> ​So, the point I'm getting at is that the system ought to provide
> an automated way to request revocation if the requester can meet
> the same bar as it would take to request or renew a certificate.  If 42
> is one of the ways to meet that bar, well and good.  If 42 is not one
> of the ways to meet the original bar, then putting effort to automating
> revocation on that basis seems off to me.

There is at least one scenario where automated revocation seems
legitimate but automated issuance does not: posession of the
end-entity's secret key.

That is: If i have the secret key, i *also* need to prove something else
(control of the domain) to get a certificate issued.  But if i have the
secret key to an already-issued certificate, i should not need to prove
control of the domain to get the certificate revoked.

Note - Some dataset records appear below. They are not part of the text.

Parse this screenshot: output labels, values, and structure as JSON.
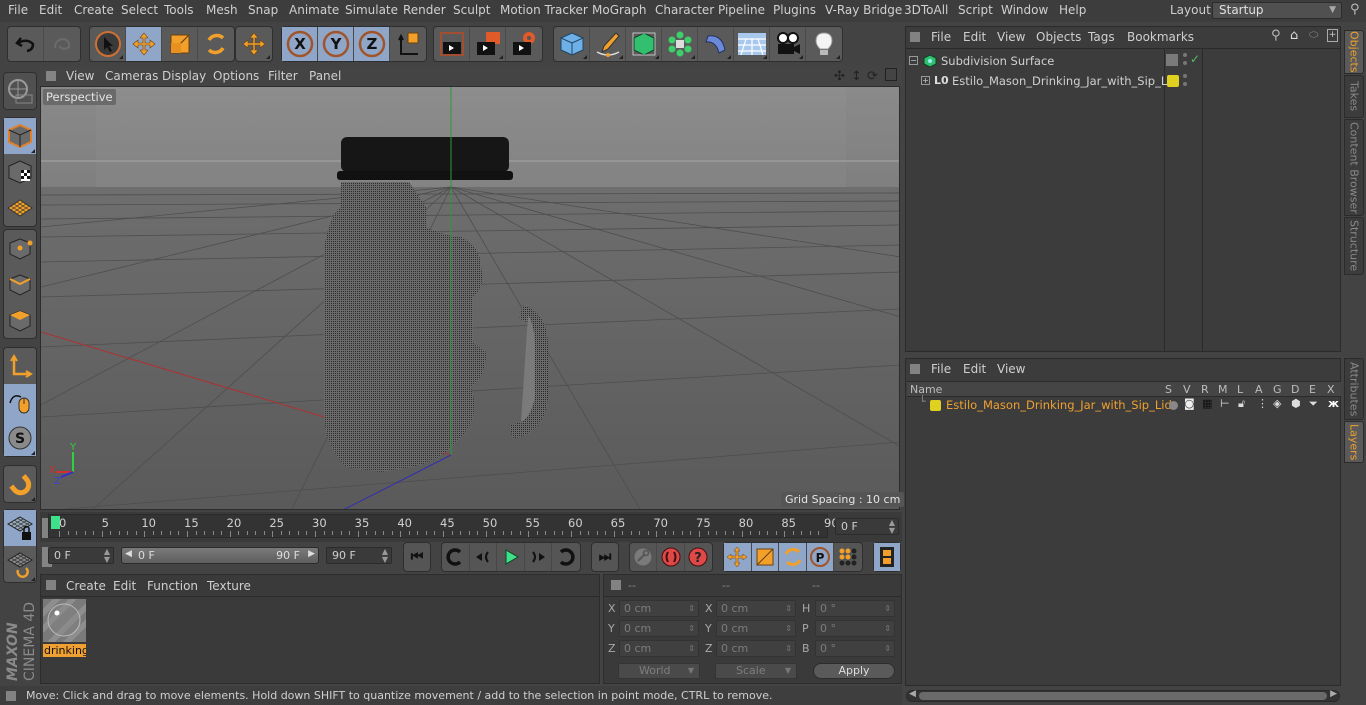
{
  "menubar": {
    "items": [
      "File",
      "Edit",
      "Create",
      "Select",
      "Tools",
      "Mesh",
      "Snap",
      "Animate",
      "Simulate",
      "Render",
      "Sculpt",
      "Motion Tracker",
      "MoGraph",
      "Character",
      "Pipeline",
      "Plugins",
      "V-Ray Bridge",
      "3DToAll",
      "Script",
      "Window",
      "Help"
    ],
    "layout_label": "Layout:",
    "layout_value": "Startup"
  },
  "toolbar": {
    "groups": [
      [
        "undo-icon",
        "redo-icon"
      ],
      [
        "live-selection-icon",
        "move-icon",
        "scale-icon",
        "rotate-icon"
      ],
      [
        "last-tool-move-icon"
      ],
      [
        "x-axis-lock-icon",
        "y-axis-lock-icon",
        "z-axis-lock-icon",
        "coordinate-system-icon"
      ],
      [
        "render-view-icon",
        "render-to-picture-viewer-icon",
        "render-settings-icon"
      ],
      [
        "cube-primitive-icon",
        "pen-spline-icon",
        "subdivision-generator-icon",
        "mograph-cloner-icon",
        "deformer-bend-icon",
        "floor-environment-icon",
        "camera-icon",
        "light-icon"
      ]
    ]
  },
  "viewport": {
    "menu": [
      "View",
      "Cameras",
      "Display",
      "Options",
      "Filter",
      "Panel"
    ],
    "camera_label": "Perspective",
    "grid_spacing": "Grid Spacing : 10 cm",
    "nav_icons": [
      "pan-icon",
      "dolly-icon",
      "orbit-icon",
      "maximize-view-icon"
    ],
    "axis": {
      "x": "X",
      "y": "Y",
      "z": "Z"
    }
  },
  "left_tools": [
    "make-editable-icon",
    "model-mode-icon",
    "texture-mode-icon",
    "workplane-mode-icon",
    "points-mode-icon",
    "edges-mode-icon",
    "polygons-mode-icon",
    "axis-mode-icon",
    "tweak-mode-icon",
    "solo-mode-icon",
    "snap-magnet-icon",
    "lock-workplane-icon",
    "workplane-align-icon"
  ],
  "brand": {
    "line1": "MAXON",
    "line2": "CINEMA 4D"
  },
  "timeline": {
    "ticks": [
      "0",
      "5",
      "10",
      "15",
      "20",
      "25",
      "30",
      "35",
      "40",
      "45",
      "50",
      "55",
      "60",
      "65",
      "70",
      "75",
      "80",
      "85",
      "90"
    ],
    "current_frame": "0 F",
    "start_field": "0 F",
    "range_start": "0 F",
    "range_end": "90 F",
    "end_field": "90 F",
    "playhead_frame": 0
  },
  "transport": {
    "buttons": [
      "go-to-start-icon",
      "previous-key-icon",
      "previous-frame-icon",
      "play-icon",
      "next-frame-icon",
      "next-key-icon",
      "go-to-end-icon",
      "record-keys-icon",
      "autokey-icon",
      "keyframe-selection-icon",
      "move-key-icon",
      "scale-key-icon",
      "rotate-key-icon",
      "param-key-icon",
      "pla-key-icon",
      "timeline-window-icon"
    ]
  },
  "materials": {
    "menu": [
      "Create",
      "Edit",
      "Function",
      "Texture"
    ],
    "items": [
      {
        "name": "drinking"
      }
    ]
  },
  "coordinates": {
    "headers": [
      "--",
      "--",
      "--"
    ],
    "rows": [
      {
        "l1": "X",
        "v1": "0 cm",
        "l2": "X",
        "v2": "0 cm",
        "l3": "H",
        "v3": "0 °"
      },
      {
        "l1": "Y",
        "v1": "0 cm",
        "l2": "Y",
        "v2": "0 cm",
        "l3": "P",
        "v3": "0 °"
      },
      {
        "l1": "Z",
        "v1": "0 cm",
        "l2": "Z",
        "v2": "0 cm",
        "l3": "B",
        "v3": "0 °"
      }
    ],
    "space": "World",
    "mode": "Scale",
    "apply_label": "Apply"
  },
  "status": {
    "text": "Move: Click and drag to move elements. Hold down SHIFT to quantize movement / add to the selection in point mode, CTRL to remove."
  },
  "objects": {
    "menu": [
      "File",
      "Edit",
      "View",
      "Objects",
      "Tags",
      "Bookmarks"
    ],
    "tree": [
      {
        "name": "Subdivision Surface",
        "depth": 0,
        "expanded": true,
        "enabled": true
      },
      {
        "name": "Estilo_Mason_Drinking_Jar_with_Sip_Lid",
        "depth": 1,
        "expanded": false,
        "layer_color": "#e0d020"
      }
    ]
  },
  "layers": {
    "menu": [
      "File",
      "Edit",
      "View"
    ],
    "columns": [
      "Name",
      "S",
      "V",
      "R",
      "M",
      "L",
      "A",
      "G",
      "D",
      "E",
      "X"
    ],
    "rows": [
      {
        "name": "Estilo_Mason_Drinking_Jar_with_Sip_Lid",
        "color": "#e0d020"
      }
    ]
  },
  "side_tabs_top": [
    {
      "label": "Objects",
      "active": true
    },
    {
      "label": "Takes",
      "active": false
    },
    {
      "label": "Content Browser",
      "active": false
    },
    {
      "label": "Structure",
      "active": false
    }
  ],
  "side_tabs_bottom": [
    {
      "label": "Attributes",
      "active": false
    },
    {
      "label": "Layers",
      "active": true
    }
  ],
  "colors": {
    "accent": "#f0a030",
    "selected_bg": "#8fa6c8",
    "play": "#3ee08a",
    "layer_yellow": "#e0d020"
  }
}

If I compromise your secret key, the nicest possible thing i can do with
it is get it revoked.  There is no reason to prevent this action from
anyone who has access to the secret key.

I think i like Russ's first suggestion best:

>> ACME certificate management must, in an automated manner, allow an
>> authorized party to request revocation of a certificate.

because it lets the WG (and implementers/deployers) decide to include
types of authorization that might be relevant for revocation but not for
issuance, while still covering the general case.

        --dkg